Return of Goods - "Avoir"s

I recently posted some details on SFN about the law concerning reimbursement of goods as I had been given an Avoir from a local shop not reimbursement. I thought I had found the "loi article" which applied and returned to the shop where the assistant had asked me to prove that I was entitled to a reimbursement not credit. I spoke to the girl, ranted a bit at the owner's son then finally spoke to a women who informed me that the law only applied to internet shopping. I asked her to show me the details which she will do tomorrow.

Anyway on returning home I searched the internet again (I am not too proud) and finally found she was right and this is the best site I found with the clearest information and the bit I needed was this:

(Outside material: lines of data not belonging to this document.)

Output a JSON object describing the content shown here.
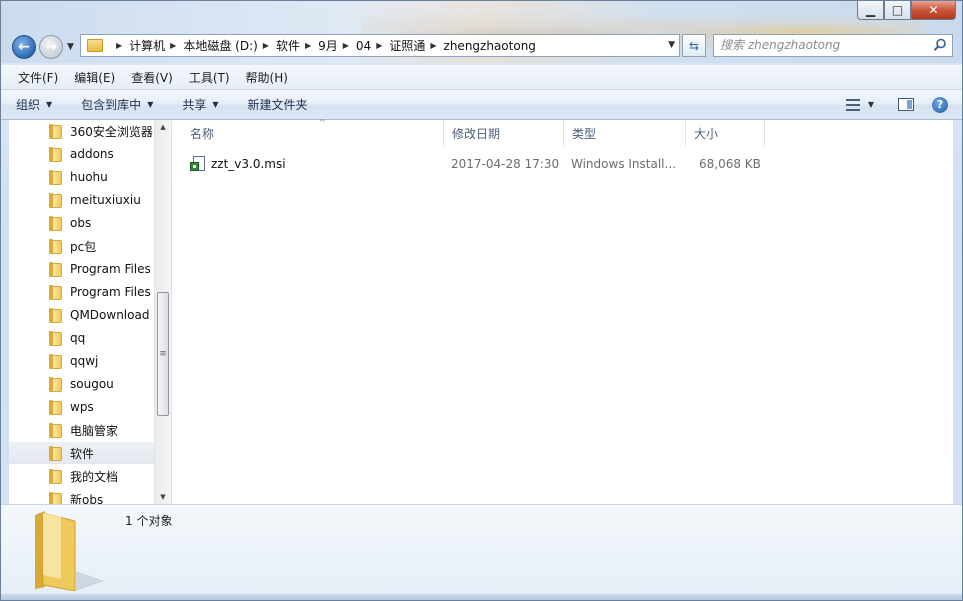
{
  "window": {
    "buttons": {
      "minimize": "▁",
      "maximize": "□",
      "close": "✕"
    }
  },
  "address": {
    "crumbs": [
      "计算机",
      "本地磁盘 (D:)",
      "软件",
      "9月",
      "04",
      "证照通",
      "zhengzhaotong"
    ]
  },
  "search": {
    "placeholder": "搜索 zhengzhaotong"
  },
  "menu": [
    "文件(F)",
    "编辑(E)",
    "查看(V)",
    "工具(T)",
    "帮助(H)"
  ],
  "toolbar": {
    "organize": "组织",
    "include_library": "包含到库中",
    "share": "共享",
    "new_folder": "新建文件夹"
  },
  "nav": {
    "items": [
      "360安全浏览器",
      "addons",
      "huohu",
      "meituxiuxiu",
      "obs",
      "pc包",
      "Program Files",
      "Program Files",
      "QMDownload",
      "qq",
      "qqwj",
      "sougou",
      "wps",
      "电脑管家",
      "软件",
      "我的文档",
      "新obs"
    ],
    "selected": "软件"
  },
  "columns": {
    "name": "名称",
    "modified": "修改日期",
    "type": "类型",
    "size": "大小"
  },
  "files": [
    {
      "name": "zzt_v3.0.msi",
      "modified": "2017-04-28 17:30",
      "type": "Windows Install...",
      "size": "68,068 KB"
    }
  ],
  "status": {
    "count": "1 个对象"
  },
  "colors": {
    "accent": "#2e6bb5",
    "folder": "#f1cc5c",
    "close": "#c7553b"
  }
}
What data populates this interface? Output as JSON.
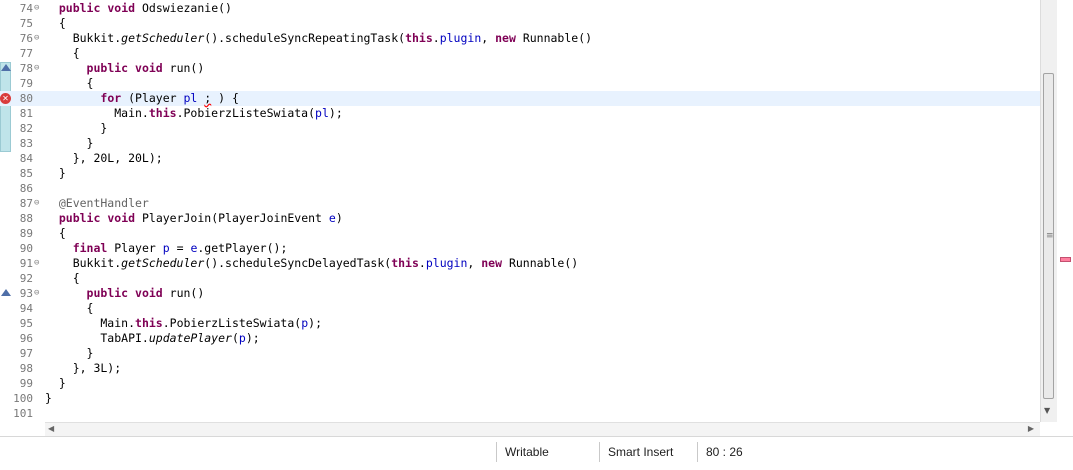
{
  "editor": {
    "cursor_line": 80,
    "lines": [
      {
        "n": "74",
        "fold": "⊖",
        "tokens": [
          [
            "  ",
            ""
          ],
          [
            "public",
            "kw"
          ],
          [
            " ",
            ""
          ],
          [
            "void",
            "kw"
          ],
          [
            " Odswiezanie()",
            ""
          ]
        ]
      },
      {
        "n": "75",
        "fold": "",
        "tokens": [
          [
            "  {",
            ""
          ]
        ]
      },
      {
        "n": "76",
        "fold": "⊖",
        "tokens": [
          [
            "    Bukkit.",
            ""
          ],
          [
            "getScheduler",
            "it"
          ],
          [
            "().scheduleSyncRepeatingTask(",
            ""
          ],
          [
            "this",
            "kw"
          ],
          [
            ".",
            ""
          ],
          [
            "plugin",
            "fld"
          ],
          [
            ", ",
            ""
          ],
          [
            "new",
            "kw"
          ],
          [
            " Runnable()",
            ""
          ]
        ]
      },
      {
        "n": "77",
        "fold": "",
        "tokens": [
          [
            "    {",
            ""
          ]
        ]
      },
      {
        "n": "78",
        "fold": "⊖",
        "marker": "override",
        "tokens": [
          [
            "      ",
            ""
          ],
          [
            "public",
            "kw"
          ],
          [
            " ",
            ""
          ],
          [
            "void",
            "kw"
          ],
          [
            " run()",
            ""
          ]
        ]
      },
      {
        "n": "79",
        "fold": "",
        "tokens": [
          [
            "      {",
            ""
          ]
        ]
      },
      {
        "n": "80",
        "fold": "",
        "marker": "error",
        "tokens": [
          [
            "        ",
            ""
          ],
          [
            "for",
            "kw"
          ],
          [
            " (Player ",
            ""
          ],
          [
            "pl",
            "fld"
          ],
          [
            " ",
            ""
          ],
          [
            ";",
            "err"
          ],
          [
            " ) {",
            ""
          ]
        ]
      },
      {
        "n": "81",
        "fold": "",
        "tokens": [
          [
            "          Main.",
            ""
          ],
          [
            "this",
            "kw"
          ],
          [
            ".PobierzListeSwiata(",
            ""
          ],
          [
            "pl",
            "fld"
          ],
          [
            ");",
            ""
          ]
        ]
      },
      {
        "n": "82",
        "fold": "",
        "tokens": [
          [
            "        }",
            ""
          ]
        ]
      },
      {
        "n": "83",
        "fold": "",
        "tokens": [
          [
            "      }",
            ""
          ]
        ]
      },
      {
        "n": "84",
        "fold": "",
        "tokens": [
          [
            "    }, 20L, 20L);",
            ""
          ]
        ]
      },
      {
        "n": "85",
        "fold": "",
        "tokens": [
          [
            "  }",
            ""
          ]
        ]
      },
      {
        "n": "86",
        "fold": "",
        "tokens": [
          [
            "",
            ""
          ]
        ]
      },
      {
        "n": "87",
        "fold": "⊖",
        "tokens": [
          [
            "  @EventHandler",
            "ann"
          ]
        ]
      },
      {
        "n": "88",
        "fold": "",
        "tokens": [
          [
            "  ",
            ""
          ],
          [
            "public",
            "kw"
          ],
          [
            " ",
            ""
          ],
          [
            "void",
            "kw"
          ],
          [
            " PlayerJoin(PlayerJoinEvent ",
            ""
          ],
          [
            "e",
            "fld"
          ],
          [
            ")",
            ""
          ]
        ]
      },
      {
        "n": "89",
        "fold": "",
        "tokens": [
          [
            "  {",
            ""
          ]
        ]
      },
      {
        "n": "90",
        "fold": "",
        "tokens": [
          [
            "    ",
            ""
          ],
          [
            "final",
            "kw"
          ],
          [
            " Player ",
            ""
          ],
          [
            "p",
            "fld"
          ],
          [
            " = ",
            ""
          ],
          [
            "e",
            "fld"
          ],
          [
            ".getPlayer();",
            ""
          ]
        ]
      },
      {
        "n": "91",
        "fold": "⊖",
        "tokens": [
          [
            "    Bukkit.",
            ""
          ],
          [
            "getScheduler",
            "it"
          ],
          [
            "().scheduleSyncDelayedTask(",
            ""
          ],
          [
            "this",
            "kw"
          ],
          [
            ".",
            ""
          ],
          [
            "plugin",
            "fld"
          ],
          [
            ", ",
            ""
          ],
          [
            "new",
            "kw"
          ],
          [
            " Runnable()",
            ""
          ]
        ]
      },
      {
        "n": "92",
        "fold": "",
        "tokens": [
          [
            "    {",
            ""
          ]
        ]
      },
      {
        "n": "93",
        "fold": "⊖",
        "marker": "override",
        "tokens": [
          [
            "      ",
            ""
          ],
          [
            "public",
            "kw"
          ],
          [
            " ",
            ""
          ],
          [
            "void",
            "kw"
          ],
          [
            " run()",
            ""
          ]
        ]
      },
      {
        "n": "94",
        "fold": "",
        "tokens": [
          [
            "      {",
            ""
          ]
        ]
      },
      {
        "n": "95",
        "fold": "",
        "tokens": [
          [
            "        Main.",
            ""
          ],
          [
            "this",
            "kw"
          ],
          [
            ".PobierzListeSwiata(",
            ""
          ],
          [
            "p",
            "fld"
          ],
          [
            ");",
            ""
          ]
        ]
      },
      {
        "n": "96",
        "fold": "",
        "tokens": [
          [
            "        TabAPI.",
            ""
          ],
          [
            "updatePlayer",
            "it"
          ],
          [
            "(",
            ""
          ],
          [
            "p",
            "fld"
          ],
          [
            ");",
            ""
          ]
        ]
      },
      {
        "n": "97",
        "fold": "",
        "tokens": [
          [
            "      }",
            ""
          ]
        ]
      },
      {
        "n": "98",
        "fold": "",
        "tokens": [
          [
            "    }, 3L);",
            ""
          ]
        ]
      },
      {
        "n": "99",
        "fold": "",
        "tokens": [
          [
            "  }",
            ""
          ]
        ]
      },
      {
        "n": "100",
        "fold": "",
        "tokens": [
          [
            "}",
            ""
          ]
        ]
      },
      {
        "n": "101",
        "fold": "",
        "tokens": [
          [
            "",
            ""
          ]
        ]
      }
    ]
  },
  "icons": {
    "error_marker": "error-icon",
    "override_marker": "override-triangle-icon",
    "fold_toggle": "minus-circle-icon",
    "scroll_up": "arrow-up-icon",
    "scroll_down": "arrow-down-icon",
    "scroll_left": "arrow-left-icon",
    "scroll_right": "arrow-right-icon",
    "error_overview_marker": "error-overview-icon"
  },
  "glyphs": {
    "error_marker": "✕",
    "scroll_down": "▼",
    "scroll_left": "◀",
    "scroll_right": "▶",
    "grip": "≡"
  },
  "colors": {
    "keyword": "#7f0055",
    "field": "#0000c0",
    "annotation": "#646464",
    "current_line": "#e8f2fe",
    "error": "#d93c3c",
    "overview_error": "#ff7f9f"
  },
  "status": {
    "writable": "Writable",
    "insert_mode": "Smart Insert",
    "position": "80 : 26"
  }
}
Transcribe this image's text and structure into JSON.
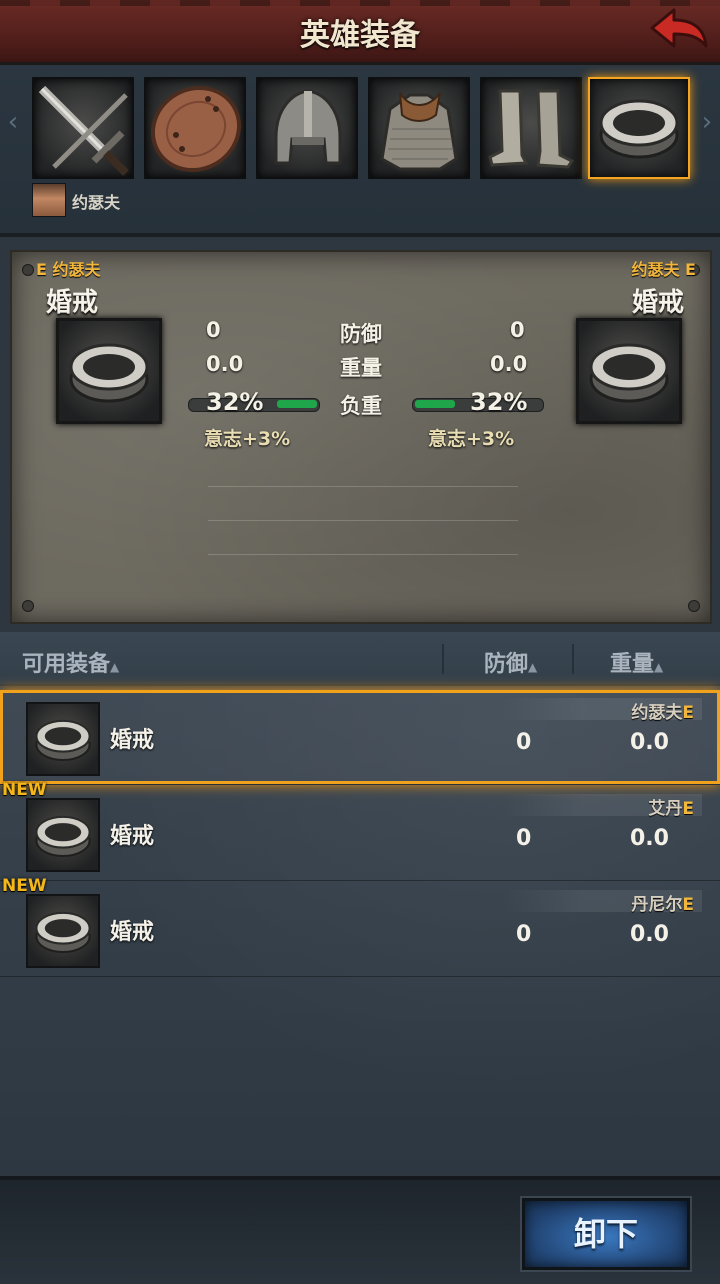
{
  "header": {
    "title": "英雄装备"
  },
  "slots": [
    {
      "name": "sword-slot",
      "icon": "sword-icon"
    },
    {
      "name": "shield-slot",
      "icon": "shield-icon"
    },
    {
      "name": "helmet-slot",
      "icon": "helmet-icon"
    },
    {
      "name": "armor-slot",
      "icon": "chainmail-icon"
    },
    {
      "name": "boots-slot",
      "icon": "boots-icon"
    },
    {
      "name": "ring-slot",
      "icon": "ring-icon",
      "selected": true
    }
  ],
  "hero": {
    "name": "约瑟夫"
  },
  "compare": {
    "left": {
      "owner": "E 约瑟夫",
      "item": "婚戒",
      "defense": "0",
      "weight": "0.0",
      "load": "32%",
      "load_fraction": 0.32,
      "bonus": "意志+3%"
    },
    "right": {
      "owner": "约瑟夫 E",
      "item": "婚戒",
      "defense": "0",
      "weight": "0.0",
      "load": "32%",
      "load_fraction": 0.32,
      "bonus": "意志+3%"
    },
    "labels": {
      "defense": "防御",
      "weight": "重量",
      "load": "负重"
    }
  },
  "list": {
    "headers": {
      "available": "可用装备",
      "defense": "防御",
      "weight": "重量"
    },
    "sort_glyph": "▲",
    "rows": [
      {
        "name": "婚戒",
        "owner": "约瑟夫",
        "defense": "0",
        "weight": "0.0",
        "new": false,
        "selected": true
      },
      {
        "name": "婚戒",
        "owner": "艾丹",
        "defense": "0",
        "weight": "0.0",
        "new": true,
        "selected": false
      },
      {
        "name": "婚戒",
        "owner": "丹尼尔",
        "defense": "0",
        "weight": "0.0",
        "new": true,
        "selected": false
      }
    ],
    "new_label": "NEW",
    "equip_marker": "E"
  },
  "footer": {
    "unequip_label": "卸下"
  },
  "colors": {
    "accent": "#f3a521",
    "header_red": "#6b2b25",
    "button_blue": "#3a78c0",
    "load_green": "#1fa64a"
  }
}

-Concernant les achats en magasins, il est possible de constater que certains commerçants laissent la « possibilité de rapporter l’objet (dans son emballage) sous X jours ».
Dans un tel cas, il s’agit d’un droit que le commerçant laisse au consommateur, et non d’une obligation légale à laquelle il est soumis.
Toutefois, il convient de préciser que juridiquement, le professionnel est tenu de ce pourquoi il s’engage.
Mais lorsque rien n’est mentionné par écrit (affichage, Conditions Générales de Vente, écrit informatif) : attention, le professionnel n’a aucune obligation d’accorder ce droit au consommateur !

So beware - you have more rights buying over the internet with 14 days to return the goods and be reimbursed.

I think you'll find that this droit de retraction doesn't apply to a purchase in a shop. If you buy by mail order, internet, phone, or on your doorstep, it's different, & that's what this clause covers.

Possibly a bit late but you have 7 days in which you can return any goods ( undamaged )

even if you bought on a whim.

they frequently try and fob you off with an "avoir" which you don't have to accept either.

Last resort, tell them you will contact UFC Que Choisir,( consumer help in most towns )

and stick to your guns !!

Droit de retractation on google for more ...

I think a lot of the smaller retailers have troubles with people who try to take advantage - Finding they could have got the product cheaper online - "Borrowing" a dress for an evening out and returning it the next day. So that is their way of protecting themselves. A bit different with a large builders merchant.
But overcharging is fraud and in that case I would expect an instant refund and a grovelling apology.

I have found that our local Gedimat is quite happy to have unused goods returned even after more than a year ad generally gives the value in cash (with no deductions for restocking etc) apart form on one occasion where the refund was over €200 and they told me I would be sent a cheque which arrives about 7 days later. I think I have also had a small refund in cash from M Bricolage but most places do give an avoir for returned goods. For tiles and flooring etc I always overbuy slightly and they are quite happy to agree refunds for the excess without mentioning any time limit.

If you have been overcharged, I am sure you would be within your rights to demand cash.
Try threatening to call the police. Tell them you are on good terms with the editor of the local paper.......

On several occasions I have been over-charged at Inter Marche. The amounts were small (less than a euro), but I went back to the till out of principal. On each occasion I have been presented with an avoir rather than cash, even though it only happened minutes before!

In some cases, Internet traders insist you follow their return procedures and that may require you to print out a pre-paid return label. Could be tricky if you don't own a printer.

Just a change of mind. In the case of internet purchases you have 14 days to return them and it depends on the seller as to whether they will refund the postage. Check before you return - or before you buy even. I bought some shoes from Germany once, made a mistake with the size and they refunded the postage and sent the correct size.

I was being lazy and hoping to get an answer without reading all that "small print!" :-)

Copy of EU law for SALE OF GOODS can be found here..

Would that apply in the case of faulty goods, or only if you have changed your mind?
In the case of internet purchases, you have to pay return postage unless the goods are faulty or not what was described.